    Steinberg M (1964) The problem of adhesive selectivity in cellular interactions. In: Locke M (ed) Cellular membranes in development 22nd symposium of the society for the study of development and growth. Academic, New York, NY, pp 321–366CrossRefGoogle Scholar
  9. 9.
    Moyer WA, Steinberg MS (1976) Do rates of intercellular adhesion measure the cell affinities reflected in cell sorting and tissue spreading configurations. Dev Biol 52:246–262PubMedCrossRefGoogle Scholar
  10. 10.
    Nose A, Nagafuchi A, Takeichi M (1988) Expressed recombinant cadherins mediate cell sorting in model systems. Cell 54:993–1001PubMedCrossRefGoogle Scholar
  11. 11.
    Glasstone S, Laidler KJ, Eyring H (1941) The theory of rate processes; the kinetics of chemical reactions, viscosity, diffusion and electrochemical phenomena. McGraw-Hill Book Company, Inc., New York, NYGoogle Scholar
  12. 12.
    Duguay D, Foty RA, Steinberg MS (2003) Cadherin-mediated cell adhesion and tissue segregation: qualitative and quantitative determinants. Dev Biol 253(2):309–323PubMedCrossRefGoogle Scholar
  13. 13.
    Chu YS, Thomas WA, Eder O, Pincet F, Perez E, Thiery JP, Dufour S (2004) Force measurements in E-cadherin-mediated cell doublets reveal rapid adhesion strengthened by actin cytoskeleton remodeling through Rac and Cdc42. J Cell Biol 167(6):1183–1194PubMedCrossRefPubMedCentralGoogle Scholar
  14. 14.
    Bell GI (1978) Models for the specific adhesion of cells to cells. Science 200(4342):618–627PubMedCrossRefGoogle Scholar
  15. 15.
    Evans E, Berk D, Leung A (1991) Detachment of agglutinin-bonded red blood cells I. Forces to rupture molecular-point attachments. Biophys J 59:838–848PubMedCrossRefPubMedCentralGoogle Scholar
  16. 16.
    Steinberg MS (1996) Adhesion in development: an historical overview. Dev Biol 180(2):377–388PubMedCrossRefGoogle Scholar
  17. 17.
    Foty RA, Steinberg MS (1997) Measurement of tumor cell cohesion and suppression of invasion by E- or P-cadherin. Cancer Res 57(22):5033–5036PubMedGoogle Scholar
  18. 18.
    Jia D, Dajusta D, Foty RA (2007) Tissue surface tensions guide in vitro self-assembly of rodent pancreatic islet cells. Dev Dyn 236(8):2039–2049PubMedCrossRefGoogle Scholar
  19. 19.
    Sabari J, Lax D, Connors D, Brotman I, Mindrebo E, Butler C, Entersz I, Jia D, Foty RA (2011) Fibronectin matrix assembly suppresses dispersal of glioblastoma cells. PLoS One 6(9):e24810PubMedCrossRefPubMedCentralGoogle Scholar
  20. 20.
    Winters BS, Shepard SR, Foty RA (2005) Biophysical measurement of brain tumor cohesion. Int J Cancer 114(3):371–379PubMedCrossRefGoogle Scholar
  21. 21.
    Davies JT, Rideal EK (1963) Interfacial phenomena. Academic, New York, NYGoogle Scholar
  22. 22.
    Foty R (2011) A simple hanging drop cell culture protocol for generation of 3D spheroids. J Vis Exp (51)Google Scholar
  23. 23.
    Butler CM, Foty RA (2011) Measurement of aggregate cohesion by tissue surface tensiometry. J Vis Exp (50)Google Scholar

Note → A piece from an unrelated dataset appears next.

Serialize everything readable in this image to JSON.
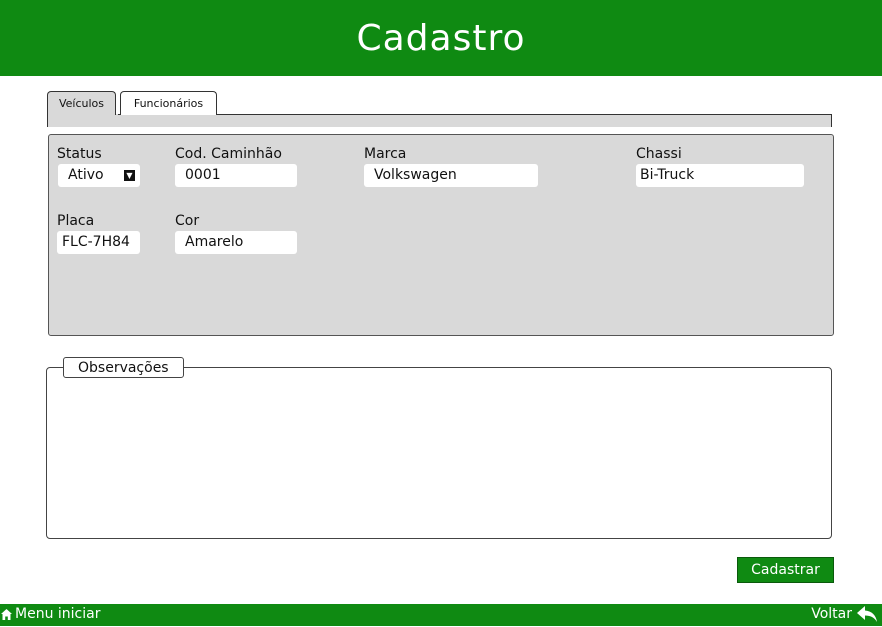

Copyright information

© Springer Science+Business Media New York 2015

Authors and Affiliations

  1. 1.Department of SurgeryRutgers-Robert Wood Johnson Medical SchoolNew BrunswickUSA

Personalised recommendations